During last years TDF I spun up a yarn that is 100% angora. It was a pain to spin but the result is quite special. Unfortunately the result was limited in yardage. I’d like to find more raw angora that I can spin up to eventually knit the most amazingly soft airy scarf.

I am also on the look out for some amazingly dyed merino/silk roving. The giant shawl I just finished knitting was merino silk and I love the yarn that it produced. I want to spin something similar but with much more vibrant colors. Eventually I will knit it into a Shaelyn shawl.

Given my new-found fascination with dying I will be on the lookout for dye supplies. Namely powdered acid dyes, citric acid, and undyed roving. Some preliminary research however indicates that I may be able to get significantly more bang for my buck by purchasing online. So I’ll have to just wait and see.

There are also few specific vendors that I want to check out. I’ve always heard amazing things about Bosworth spindles. I suspect I will once again check them out and exercise restraint, but we will see. Recently I’ve started watching the amazing items that are produced by Jennie the Potter. I’m pretty sure she has something of a cult following in the fiber community so I’m not exactly holding my breath that I will be willing to shell out the cash for one of her items. But definitely worth checking out methinks.
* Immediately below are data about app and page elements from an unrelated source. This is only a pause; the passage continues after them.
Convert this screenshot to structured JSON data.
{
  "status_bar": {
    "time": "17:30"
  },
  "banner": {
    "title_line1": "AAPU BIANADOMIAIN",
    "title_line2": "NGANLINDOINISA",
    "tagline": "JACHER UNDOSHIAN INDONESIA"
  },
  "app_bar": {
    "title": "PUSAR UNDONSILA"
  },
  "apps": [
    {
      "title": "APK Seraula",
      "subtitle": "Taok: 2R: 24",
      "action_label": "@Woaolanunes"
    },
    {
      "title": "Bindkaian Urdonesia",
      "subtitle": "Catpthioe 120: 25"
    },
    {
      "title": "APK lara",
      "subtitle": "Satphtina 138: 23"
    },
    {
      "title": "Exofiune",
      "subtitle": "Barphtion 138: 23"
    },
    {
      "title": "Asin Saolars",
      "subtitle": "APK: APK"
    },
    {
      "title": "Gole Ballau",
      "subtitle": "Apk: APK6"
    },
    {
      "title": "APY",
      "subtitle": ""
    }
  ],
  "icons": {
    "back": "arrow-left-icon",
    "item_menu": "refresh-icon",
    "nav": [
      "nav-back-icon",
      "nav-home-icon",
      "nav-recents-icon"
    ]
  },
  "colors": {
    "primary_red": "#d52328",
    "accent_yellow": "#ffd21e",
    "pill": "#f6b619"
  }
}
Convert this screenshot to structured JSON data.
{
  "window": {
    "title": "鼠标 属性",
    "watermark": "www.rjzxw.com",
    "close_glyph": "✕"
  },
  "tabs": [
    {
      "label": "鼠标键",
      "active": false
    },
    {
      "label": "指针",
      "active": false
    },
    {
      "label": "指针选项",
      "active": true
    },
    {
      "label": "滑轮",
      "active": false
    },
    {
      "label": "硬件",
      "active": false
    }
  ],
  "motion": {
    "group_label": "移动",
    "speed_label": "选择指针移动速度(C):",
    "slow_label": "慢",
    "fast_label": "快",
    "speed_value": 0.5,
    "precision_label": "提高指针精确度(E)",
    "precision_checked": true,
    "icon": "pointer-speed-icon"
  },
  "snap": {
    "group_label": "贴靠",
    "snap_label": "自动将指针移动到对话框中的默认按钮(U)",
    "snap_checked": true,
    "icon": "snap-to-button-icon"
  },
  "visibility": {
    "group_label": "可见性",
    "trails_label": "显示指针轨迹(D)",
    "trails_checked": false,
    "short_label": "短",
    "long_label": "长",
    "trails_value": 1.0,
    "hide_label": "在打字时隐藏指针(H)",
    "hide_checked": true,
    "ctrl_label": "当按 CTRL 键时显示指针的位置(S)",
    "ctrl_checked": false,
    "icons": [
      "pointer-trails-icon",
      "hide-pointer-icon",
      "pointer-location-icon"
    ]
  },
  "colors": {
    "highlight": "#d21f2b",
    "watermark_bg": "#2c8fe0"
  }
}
J and I are also planning to check out the tool/equipment auction. From what I’ve read online it can be a pretty mixed bag of what is available and the prices. And while I know I really shouldn’t be thinking about such exorbitance I really can’t help but consider what awesome types of wonderful things may be up for offer (looms, drum carders, and wheels - o my).

I did it.





Fiber prep = done.
In total I have 1lb 6 ounces of fiber in 137 little super cute awesome ready to spin (although I may dye them) balls of combed Tunis:

Spinning = done.
I want to knit with this yarn. Except its under plied. D'oh. I'll probably run it through the wheel again to add a bit more twist. But still it’s just super soft and wonderful and it needs to be knit into something amazing. I spun a total of 266 yards.


Knitting = done.
This shawl was by far the most tedious boring knitting I have tackled in a long time. And it is huge. But despite some doubts I’m really happy with how it turned out. I’m already planning another laceweight shawl from handspun :-)
 
 
Now I may go to MDSW and procure more awesomeness.